I do not think that the Curiosity science team will have anything to say about carbon isotope ratios, though. Just finding organic molecules would be a big enough deal as it is. However, remember that I'm speculating on what is Curiosity's major discovery. (Whether this fans the flames or dampens them probably depends on the reader.)
In the night sky
The view of Mars from Earth is not so exciting. Mars appears low in the southwestern sky in the twilight glow of sunset just about a fist-width at arm's length above a flat horizon. It is dim enough that you'll probably need binoculars to spot it. It will be above the handle part of the Teapot of Sagittarius. Jupiter will already be up in the east at sunset. The attached chart shows the view at 10 p.m. when Jupiter will be two-thirds of the way up in the eastern sky. It will be just above one edge of Taurus' head and still blazing as it continues moving retrograde.

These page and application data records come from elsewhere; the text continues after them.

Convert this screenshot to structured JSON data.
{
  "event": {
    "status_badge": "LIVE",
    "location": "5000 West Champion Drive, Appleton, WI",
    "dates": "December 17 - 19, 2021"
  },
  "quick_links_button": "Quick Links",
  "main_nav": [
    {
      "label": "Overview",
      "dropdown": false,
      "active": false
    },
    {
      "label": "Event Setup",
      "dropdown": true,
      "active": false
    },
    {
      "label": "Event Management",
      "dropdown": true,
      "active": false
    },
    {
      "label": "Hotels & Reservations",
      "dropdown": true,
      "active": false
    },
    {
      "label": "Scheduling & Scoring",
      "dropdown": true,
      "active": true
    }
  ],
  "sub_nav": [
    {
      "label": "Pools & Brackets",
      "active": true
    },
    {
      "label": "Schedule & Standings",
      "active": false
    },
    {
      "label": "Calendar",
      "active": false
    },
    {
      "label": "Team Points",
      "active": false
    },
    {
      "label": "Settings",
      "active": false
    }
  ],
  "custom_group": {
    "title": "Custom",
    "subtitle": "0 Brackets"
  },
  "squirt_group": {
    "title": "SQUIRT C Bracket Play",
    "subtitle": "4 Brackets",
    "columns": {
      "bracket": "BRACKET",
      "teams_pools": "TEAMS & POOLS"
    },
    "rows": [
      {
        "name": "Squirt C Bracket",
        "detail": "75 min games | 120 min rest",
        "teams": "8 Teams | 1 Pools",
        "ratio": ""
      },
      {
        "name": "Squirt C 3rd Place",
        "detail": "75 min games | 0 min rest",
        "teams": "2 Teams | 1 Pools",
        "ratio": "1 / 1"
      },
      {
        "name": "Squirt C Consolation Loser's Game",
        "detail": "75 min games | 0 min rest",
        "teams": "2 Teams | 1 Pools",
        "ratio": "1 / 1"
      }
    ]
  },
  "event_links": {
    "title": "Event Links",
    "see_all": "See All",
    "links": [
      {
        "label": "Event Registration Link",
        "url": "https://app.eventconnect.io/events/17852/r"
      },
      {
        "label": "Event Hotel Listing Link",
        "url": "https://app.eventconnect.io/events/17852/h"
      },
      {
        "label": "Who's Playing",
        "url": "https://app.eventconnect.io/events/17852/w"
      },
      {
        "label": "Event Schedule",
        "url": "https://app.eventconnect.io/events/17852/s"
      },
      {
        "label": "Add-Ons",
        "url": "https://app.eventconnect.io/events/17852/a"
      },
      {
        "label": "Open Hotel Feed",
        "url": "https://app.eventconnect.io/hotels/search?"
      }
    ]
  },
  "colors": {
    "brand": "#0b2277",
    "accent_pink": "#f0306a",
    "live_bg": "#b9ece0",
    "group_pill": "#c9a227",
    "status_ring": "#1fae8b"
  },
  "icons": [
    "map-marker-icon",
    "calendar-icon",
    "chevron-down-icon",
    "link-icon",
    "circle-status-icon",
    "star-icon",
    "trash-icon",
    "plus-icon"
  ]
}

The waning gibbous moon will rise a little after 8 p.m. next to the stars of Gemini. By 10 p.m., the stars of Orion and his two hunting dogs, Canis Major and Canis Minor, will be easily visible in the eastern sky as shown in the attached chart. The three belt stars of Orion will point down to bright Sirius at the nose of Canis Major that will try to compete with Jupiter in brightness. Jupiter will be officially at opposition tomorrow, meaning that it will be directly opposite the sun on our sky and get up highest due south at midnight.
Venus has now passed by Saturn from their very close conjunction in the early morning sky last Monday. Venus is situated halfway between Saturn on the eastern end of Virgo and Mercury in the middle of Libra. Saturn will be visible in the east by around 4:30 a.m., Venus by around 5 a.m., and Mercury by around 5:30 a.m. The waning crescent moon will pass by Saturn on Dec. 10 and then by Venus the following morning. A star chart for that is posted in the Night Sky section of the Planetarium's website at bakersfieldcollege.edu/planetarium.
Meteor shower show
The Geminid meteor shower will peak on the night of Dec. 13/14. On that night the moon will be just barely past new phase, so there will be no moonlight to wash out the view. The Geminid meteor shower happens every year at this time when the Earth runs into the dust trail left behind by the asteroid 3200 Phaethon that is probably actually a "dead" comet that has lost all of its volatile materials from repeated passages around the sun.
The dust grains in the Geminids hit the Earth's atmosphere at about 22 miles per second. The meteors will appear to streak out of a point next to Castor at the top end of Gemini (see attached chart). The Geminids usually put on a good show every year with up to about 120 meteors visible per hour to those under a nice dark sky away from the city lights. With no moon to spoil the view this year, the show should be especially good.
One show you may have to miss is "Season of Light" at the William M. Thomas Planetarium. The Dec. 6 showing sold out, so if you don't have tickets, you'll be out of luck until next year. The planetarium closes for Bakersfield College's winter break after the show.